## Exercise aim
Set the records down again. Match every line exactly.
═══ Stored data
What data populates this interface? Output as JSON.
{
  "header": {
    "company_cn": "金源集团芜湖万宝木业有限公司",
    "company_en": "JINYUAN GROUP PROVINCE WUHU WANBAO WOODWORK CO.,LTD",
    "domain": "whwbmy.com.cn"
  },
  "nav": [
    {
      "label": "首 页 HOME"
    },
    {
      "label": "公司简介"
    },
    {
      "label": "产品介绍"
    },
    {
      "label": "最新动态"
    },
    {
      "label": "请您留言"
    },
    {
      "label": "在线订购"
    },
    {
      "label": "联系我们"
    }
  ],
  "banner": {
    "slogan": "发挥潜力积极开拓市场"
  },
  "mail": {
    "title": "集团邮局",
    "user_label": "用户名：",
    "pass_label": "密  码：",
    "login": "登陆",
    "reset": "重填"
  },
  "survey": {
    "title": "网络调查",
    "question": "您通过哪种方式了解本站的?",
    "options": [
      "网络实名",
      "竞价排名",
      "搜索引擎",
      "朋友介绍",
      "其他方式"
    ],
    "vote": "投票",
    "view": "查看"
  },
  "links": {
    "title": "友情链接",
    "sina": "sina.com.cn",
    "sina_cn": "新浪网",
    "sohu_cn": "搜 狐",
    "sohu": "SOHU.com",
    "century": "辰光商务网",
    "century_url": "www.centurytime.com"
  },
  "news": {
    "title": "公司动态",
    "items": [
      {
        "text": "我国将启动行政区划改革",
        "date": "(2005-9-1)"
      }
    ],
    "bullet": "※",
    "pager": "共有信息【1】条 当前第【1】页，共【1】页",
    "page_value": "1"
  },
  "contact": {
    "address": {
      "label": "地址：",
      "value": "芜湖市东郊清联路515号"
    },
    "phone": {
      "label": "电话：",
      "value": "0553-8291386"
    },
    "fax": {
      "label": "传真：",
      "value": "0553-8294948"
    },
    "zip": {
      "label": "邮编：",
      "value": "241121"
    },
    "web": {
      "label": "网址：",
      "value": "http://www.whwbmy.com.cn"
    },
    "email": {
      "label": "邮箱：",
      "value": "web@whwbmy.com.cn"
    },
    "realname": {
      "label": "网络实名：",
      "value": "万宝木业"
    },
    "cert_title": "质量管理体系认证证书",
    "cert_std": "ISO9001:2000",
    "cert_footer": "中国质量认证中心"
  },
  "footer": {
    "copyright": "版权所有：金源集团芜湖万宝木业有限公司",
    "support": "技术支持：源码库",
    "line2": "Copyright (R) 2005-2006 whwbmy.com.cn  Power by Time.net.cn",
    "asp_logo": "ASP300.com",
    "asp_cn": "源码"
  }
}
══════
## Task answer
What data populates this interface? Output as JSON.
{
  "header": {
    "company_cn": "金源集团芜湖万宝木业有限公司",
    "company_en": "JINYUAN GROUP PROVINCE WUHU WANBAO WOODWORK CO.,LTD",
    "domain": "whwbmy.com.cn"
  },
  "nav": [
    {
      "label": "首 页 HOME"
    },
    {
      "label": "公司简介"
    },
    {
      "label": "产品介绍"
    },
    {
      "label": "最新动态"
    },
    {
      "label": "请您留言"
    },
    {
      "label": "在线订购"
    },
    {
      "label": "联系我们"
    }
  ],
  "banner": {
    "slogan": "发挥潜力积极开拓市场"
  },
  "mail": {
    "title": "集团邮局",
    "user_label": "用户名：",
    "pass_label": "密  码：",
    "login": "登陆",
    "reset": "重填"
  },
  "survey": {
    "title": "网络调查",
    "question": "您通过哪种方式了解本站的?",
    "options": [
      "网络实名",
      "竞价排名",
      "搜索引擎",
      "朋友介绍",
      "其他方式"
    ],
    "vote": "投票",
    "view": "查看"
  },
  "links": {
    "title": "友情链接",
    "sina": "sina.com.cn",
    "sina_cn": "新浪网",
    "sohu_cn": "搜 狐",
    "sohu": "SOHU.com",
    "century": "辰光商务网",
    "century_url": "www.centurytime.com"
  },
  "news": {
    "title": "公司动态",
    "items": [
      {
        "text": "我国将启动行政区划改革",
        "date": "(2005-9-1)"
      }
    ],
    "bullet": "※",
    "pager": "共有信息【1】条 当前第【1】页，共【1】页",
    "page_value": "1"
  },
  "contact": {
    "address": {
      "label": "地址：",
      "value": "芜湖市东郊清联路515号"
    },
    "phone": {
      "label": "电话：",
      "value": "0553-8291386"
    },
    "fax": {
      "label": "传真：",
      "value": "0553-8294948"
    },
    "zip": {
      "label": "邮编：",
      "value": "241121"
    },
    "web": {
      "label": "网址：",
      "value": "http://www.whwbmy.com.cn"
    },
    "email": {
      "label": "邮箱：",
      "value": "web@whwbmy.com.cn"
    },
    "realname": {
      "label": "网络实名：",
      "value": "万宝木业"
    },
    "cert_title": "质量管理体系认证证书",
    "cert_std": "ISO9001:2000",
    "cert_footer": "中国质量认证中心"
  },
  "footer": {
    "copyright": "版权所有：金源集团芜湖万宝木业有限公司",
    "support": "技术支持：源码库",
    "line2": "Copyright (R) 2005-2006 whwbmy.com.cn  Power by Time.net.cn",
    "asp_logo": "ASP300.com",
    "asp_cn": "源码"
  }
}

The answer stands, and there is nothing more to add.